In his eulogy at Claparède's funeral, Bovet highlighted his friend's profound attachment for Geneva and the broad international influence rapidly attained by the institute he had created; his capacity, in short, to be at the same time of a local land and of the greater world.

Connection with the International Bureau of Education (IBE)Edit

In 1925, the governing board of the Rousseau Institute voted to establish the International Bureau of Education (IBE), which is now a category 1 institute of UNESCO. The governing board received a $5000 grant from the Rockefeller Foundation to found the IBE. Rousseau Institute director Pierre Bovet became the first director of the IBE, and fellow governing board members Adolphe Ferriere and Elisabeth Rotten were appointed as his deputies.[4]

ReferencesEdit

  1. ^ Lawn, Martin (2008). An Atlantic Crossing?: The Work of the International Examination Inquiry, its Researchers, Methods and Influence. Symposium Books Ltd. p. 84. ISBN 9781873927267.
  2. ^ Ash, Mitchell G.; Woodward, William R. (1989). Psychology in Twentieth-Century Thought and Society. Cambridge: Cambridge University Press. p. 283. ISBN 0521325234.
  3. ^ Blocher, Donald (2000). The Evolution of Counseling Psychology.
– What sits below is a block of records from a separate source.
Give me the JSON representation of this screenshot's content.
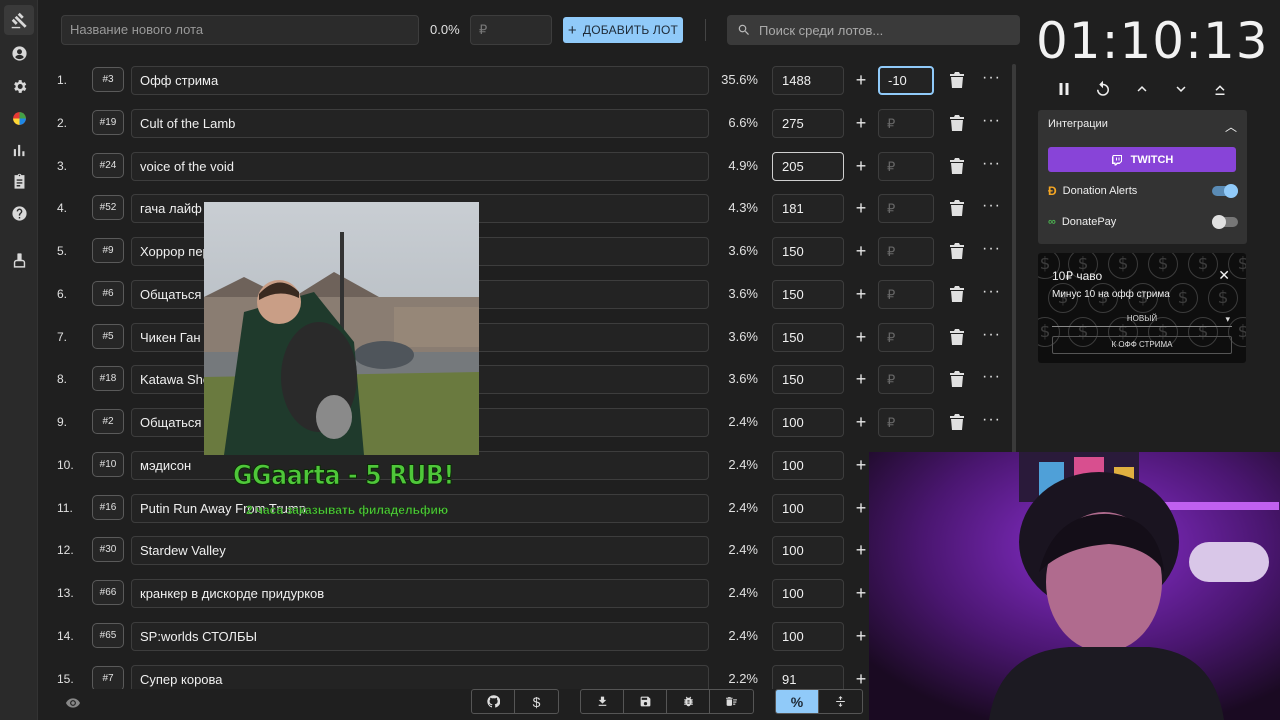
{
  "sidebar": {
    "icons": [
      "gavel-icon",
      "account-icon",
      "settings-icon",
      "wheel-icon",
      "stats-icon",
      "clipboard-icon",
      "help-icon",
      "cleanup-icon"
    ]
  },
  "topbar": {
    "name_placeholder": "Название нового лота",
    "percent": "0.0%",
    "currency_placeholder": "₽",
    "add_button": "ДОБАВИТЬ ЛОТ",
    "search_placeholder": "Поиск среди лотов..."
  },
  "lots": [
    {
      "num": "1.",
      "id": "#3",
      "name": "Офф стрима",
      "pct": "35.6%",
      "amount": "1488",
      "add": "-10"
    },
    {
      "num": "2.",
      "id": "#19",
      "name": "Cult of the Lamb",
      "pct": "6.6%",
      "amount": "275",
      "add": "₽"
    },
    {
      "num": "3.",
      "id": "#24",
      "name": "voice of the void",
      "pct": "4.9%",
      "amount": "205",
      "add": "₽"
    },
    {
      "num": "4.",
      "id": "#52",
      "name": "гача лайф",
      "pct": "4.3%",
      "amount": "181",
      "add": "₽"
    },
    {
      "num": "5.",
      "id": "#9",
      "name": "Хоррор пер",
      "pct": "3.6%",
      "amount": "150",
      "add": "₽"
    },
    {
      "num": "6.",
      "id": "#6",
      "name": "Общаться",
      "pct": "3.6%",
      "amount": "150",
      "add": "₽"
    },
    {
      "num": "7.",
      "id": "#5",
      "name": "Чикен Ган",
      "pct": "3.6%",
      "amount": "150",
      "add": "₽"
    },
    {
      "num": "8.",
      "id": "#18",
      "name": "Katawa Sho",
      "pct": "3.6%",
      "amount": "150",
      "add": "₽"
    },
    {
      "num": "9.",
      "id": "#2",
      "name": "Общаться",
      "pct": "2.4%",
      "amount": "100",
      "add": "₽"
    },
    {
      "num": "10.",
      "id": "#10",
      "name": "мэдисон",
      "pct": "2.4%",
      "amount": "100",
      "add": ""
    },
    {
      "num": "11.",
      "id": "#16",
      "name": "Putin Run Away From Trump",
      "pct": "2.4%",
      "amount": "100",
      "add": ""
    },
    {
      "num": "12.",
      "id": "#30",
      "name": "Stardew Valley",
      "pct": "2.4%",
      "amount": "100",
      "add": ""
    },
    {
      "num": "13.",
      "id": "#66",
      "name": "кранкер в дискорде придурков",
      "pct": "2.4%",
      "amount": "100",
      "add": ""
    },
    {
      "num": "14.",
      "id": "#65",
      "name": "SP:worlds СТОЛБЫ",
      "pct": "2.4%",
      "amount": "100",
      "add": ""
    },
    {
      "num": "15.",
      "id": "#7",
      "name": "Супер корова",
      "pct": "2.2%",
      "amount": "91",
      "add": ""
    }
  ],
  "timer": {
    "display": "01:10:13"
  },
  "integrations": {
    "title": "Интеграции",
    "twitch_label": "TWITCH",
    "donation_alerts": {
      "label": "Donation Alerts",
      "enabled": true
    },
    "donatepay": {
      "label": "DonatePay",
      "enabled": false
    }
  },
  "donation_card": {
    "title": "10₽ чаво",
    "message": "Минус 10 на офф стрима",
    "select_value": "НОВЫЙ",
    "action_button": "К ОФФ СТРИМА"
  },
  "alert": {
    "title": "GGaarta - 5 RUB!",
    "message": "2 часа заказывать филадельфию"
  },
  "colors": {
    "accent": "#90caf9",
    "twitch": "#8844d8",
    "alert_green": "#4fc73a"
  }
}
Berlin: Springer Publishing Company. p. 181. ISBN 0826113486.
  4. ^ IBE (2015). IBE In Focus: 90 years of excellence in education (PDF). UNESCO. p. 22.